There was little left internally but the wiring and insulation suggests a date before WW2.
The meter now indicates the amount of USB traffic.
It does look rather fine and always impresses when I carry it into an office.
I hope this Instructable inspires you to create your own drive case. It also shows how to make a USB meter.
You'll need the usual handtools and a soldering iron; plus a few electronic components to make the USB meter.
Length 177mm; Width 112mm; Height 163mm.
Step 1: The Box
The box had once contained accumulators to power the tester and had a socket on each side, presumably for the device being tested.
The handle on top came from a violin case I found sticking out of a dustbin.
The hooks at the bottom open the compartment for the accumulator. The compartment is a useful place to store the USB cable.
Step 2: The Meter
There is a War Department arrow on the meter but that's probably just where the meter came from. The rest of the box looks like it's non-military. It's been professionally manufactured: the woodwork is clearly not hand-made.
On the right, you can just see the stripboard with the circuit for the USB meter.
The meter shows the amount of USB traffic. It's surprising how little time the USB is active even when you're copying large files.
Step 3: The Disk Drive
The disk drive is a 1Tb Buffalo Ministation. It's a nice small drive at 114mm x 77mm x 14mm and is powered via the USB cable.
You would think there would be a lot of room but the drive only just fits.
It is padded with soft foam (not shown) so it doesn't rattle around.
The disk drive has a mini USB socket but I converted that to a USB-B connector so I could use a standard USB A-to-B cable. A short cable connects a mini USB plug to a USB-B socket.
Step 4: The Electronics
The meter reacts to the rate of data transfer along a USB cable. The circuit certainly works with a disk drive plugged into a USB 1.0 or 2.0 socket. I haven't tried it with, say, a memory stick.
The first schematic (above) shows the circuit I built. The LM392 contains a comparator and an op-amp. The comparator looks for when the USB D+ line exceeds the D- line. The op-amp drives the meter. R1 is a pullup for the output of the comparator (which is open-drain).

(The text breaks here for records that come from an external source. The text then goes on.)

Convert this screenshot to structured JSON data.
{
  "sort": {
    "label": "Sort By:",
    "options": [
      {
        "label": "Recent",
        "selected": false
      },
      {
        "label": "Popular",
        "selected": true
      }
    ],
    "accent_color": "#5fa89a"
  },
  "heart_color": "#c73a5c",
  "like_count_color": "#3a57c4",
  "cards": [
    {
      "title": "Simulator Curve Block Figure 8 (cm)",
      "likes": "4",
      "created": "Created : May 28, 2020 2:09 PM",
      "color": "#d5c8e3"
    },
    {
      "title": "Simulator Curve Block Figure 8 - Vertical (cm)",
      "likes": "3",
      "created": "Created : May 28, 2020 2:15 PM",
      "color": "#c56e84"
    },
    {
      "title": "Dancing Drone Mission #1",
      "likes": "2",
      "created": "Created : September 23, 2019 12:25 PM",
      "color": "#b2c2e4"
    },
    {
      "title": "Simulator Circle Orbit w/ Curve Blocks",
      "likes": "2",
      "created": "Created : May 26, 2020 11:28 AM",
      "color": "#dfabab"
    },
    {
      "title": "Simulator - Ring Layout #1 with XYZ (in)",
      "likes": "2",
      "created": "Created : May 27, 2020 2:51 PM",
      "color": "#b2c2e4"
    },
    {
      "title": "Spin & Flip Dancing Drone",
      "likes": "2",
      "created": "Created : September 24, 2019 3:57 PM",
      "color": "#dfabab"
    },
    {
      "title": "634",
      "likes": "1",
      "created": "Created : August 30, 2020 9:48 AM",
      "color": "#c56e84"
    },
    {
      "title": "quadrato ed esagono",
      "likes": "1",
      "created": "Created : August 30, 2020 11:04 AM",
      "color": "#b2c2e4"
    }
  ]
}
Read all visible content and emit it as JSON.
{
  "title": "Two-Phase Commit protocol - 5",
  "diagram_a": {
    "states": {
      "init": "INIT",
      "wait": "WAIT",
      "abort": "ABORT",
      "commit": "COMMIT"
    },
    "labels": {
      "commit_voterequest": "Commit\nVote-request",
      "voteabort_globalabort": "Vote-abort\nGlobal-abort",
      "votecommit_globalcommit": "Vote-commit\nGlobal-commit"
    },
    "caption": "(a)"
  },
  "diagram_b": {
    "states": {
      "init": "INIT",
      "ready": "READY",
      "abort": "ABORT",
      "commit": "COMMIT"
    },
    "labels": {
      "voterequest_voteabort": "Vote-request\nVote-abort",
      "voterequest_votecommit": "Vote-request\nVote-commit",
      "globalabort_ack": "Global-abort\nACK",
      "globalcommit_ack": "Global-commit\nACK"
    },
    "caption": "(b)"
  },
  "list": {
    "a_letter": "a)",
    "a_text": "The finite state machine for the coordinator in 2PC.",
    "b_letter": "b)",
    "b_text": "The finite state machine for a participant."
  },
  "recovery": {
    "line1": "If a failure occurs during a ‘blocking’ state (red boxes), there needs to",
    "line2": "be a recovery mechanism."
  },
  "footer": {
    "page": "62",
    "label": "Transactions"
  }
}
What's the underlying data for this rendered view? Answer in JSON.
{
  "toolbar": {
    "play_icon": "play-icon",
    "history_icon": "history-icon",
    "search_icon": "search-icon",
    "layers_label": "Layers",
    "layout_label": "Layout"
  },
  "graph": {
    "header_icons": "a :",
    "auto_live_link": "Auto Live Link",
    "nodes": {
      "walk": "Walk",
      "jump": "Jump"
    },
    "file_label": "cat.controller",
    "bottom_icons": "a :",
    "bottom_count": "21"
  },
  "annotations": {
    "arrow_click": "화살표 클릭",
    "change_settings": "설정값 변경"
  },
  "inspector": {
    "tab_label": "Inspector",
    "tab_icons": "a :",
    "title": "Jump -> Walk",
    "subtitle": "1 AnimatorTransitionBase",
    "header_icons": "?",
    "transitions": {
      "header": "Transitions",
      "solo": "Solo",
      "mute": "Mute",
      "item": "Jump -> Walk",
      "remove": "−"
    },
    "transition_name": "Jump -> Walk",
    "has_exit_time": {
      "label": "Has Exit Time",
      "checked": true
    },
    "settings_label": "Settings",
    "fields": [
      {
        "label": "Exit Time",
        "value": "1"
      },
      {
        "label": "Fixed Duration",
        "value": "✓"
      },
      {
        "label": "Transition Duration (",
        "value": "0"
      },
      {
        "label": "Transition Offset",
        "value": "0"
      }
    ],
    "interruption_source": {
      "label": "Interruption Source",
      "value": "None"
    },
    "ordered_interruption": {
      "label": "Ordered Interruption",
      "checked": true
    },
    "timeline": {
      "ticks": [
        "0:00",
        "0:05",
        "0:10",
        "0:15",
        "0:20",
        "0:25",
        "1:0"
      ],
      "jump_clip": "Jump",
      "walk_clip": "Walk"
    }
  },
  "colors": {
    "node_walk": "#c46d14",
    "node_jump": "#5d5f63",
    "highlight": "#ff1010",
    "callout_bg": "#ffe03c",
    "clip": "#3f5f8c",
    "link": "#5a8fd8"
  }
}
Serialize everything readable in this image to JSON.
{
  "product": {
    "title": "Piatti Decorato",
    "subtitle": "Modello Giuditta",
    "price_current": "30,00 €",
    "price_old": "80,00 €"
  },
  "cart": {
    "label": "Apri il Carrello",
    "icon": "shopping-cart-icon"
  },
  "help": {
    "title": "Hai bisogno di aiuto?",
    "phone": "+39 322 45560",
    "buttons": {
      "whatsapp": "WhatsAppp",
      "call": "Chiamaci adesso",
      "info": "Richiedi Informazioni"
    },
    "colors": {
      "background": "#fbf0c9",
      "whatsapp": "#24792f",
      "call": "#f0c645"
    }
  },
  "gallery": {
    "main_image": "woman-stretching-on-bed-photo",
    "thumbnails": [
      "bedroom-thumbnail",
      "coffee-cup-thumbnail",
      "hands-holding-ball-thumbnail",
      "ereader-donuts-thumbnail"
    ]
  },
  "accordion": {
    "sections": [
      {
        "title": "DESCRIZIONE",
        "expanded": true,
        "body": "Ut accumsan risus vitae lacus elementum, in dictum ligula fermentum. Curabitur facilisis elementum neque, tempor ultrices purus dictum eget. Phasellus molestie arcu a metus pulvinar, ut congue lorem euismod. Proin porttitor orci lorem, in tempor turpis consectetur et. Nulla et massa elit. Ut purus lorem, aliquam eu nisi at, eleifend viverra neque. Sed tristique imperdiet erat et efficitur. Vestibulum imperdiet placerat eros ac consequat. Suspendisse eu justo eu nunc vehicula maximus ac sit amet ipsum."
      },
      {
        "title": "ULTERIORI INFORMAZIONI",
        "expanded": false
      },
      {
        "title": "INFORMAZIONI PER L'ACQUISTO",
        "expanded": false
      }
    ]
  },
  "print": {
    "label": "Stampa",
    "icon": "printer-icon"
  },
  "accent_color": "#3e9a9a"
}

The meter is connected to PL1,PL2. The old meter in the current design had a FSD of maybe 10mA. A resistor may be needed in-line with a different meter.
I'm not sure why R4 is needed. When the USB is inactive, both D- and D+ seem to go to 0V - maybe they're tristate - and the comparator starts to oscillate. The 100k pullup is just enough to stop the oscillation.
I used stripboard for the LM392 pcb and tripad board to hold a USB B receptacle. The connectors act as a convertor from a USB mini plug to a USB B receptacle.
(Layout show from component side. In the prototype, R4 is on the back side.)
The standard USB wire colours are:
- 5V Red
- D- White
- D+ Green
- 0V Black
Of course, you don't need both an op-amp and a comparator. I suspect a better circuit would be like the second schematic (above). But the circuit I built works fine.
The circuit works with a USB 3 connection that's operating in USB 2.0 mode (i.e. a USB 2 device plugged into a USB 3 socket). I haven't tried it with a USB 3 device.
As the data transfer rate of USB 3 is faster, it may show a very small meter deflection. It's going to depend on the meter you're using.
If you need to stretch the USB pulses to get enough meter deflection, you could use the comparator of the LM392 to detect the USB data and use the op-amp as a monostable to stretch the pulses which drive the meter.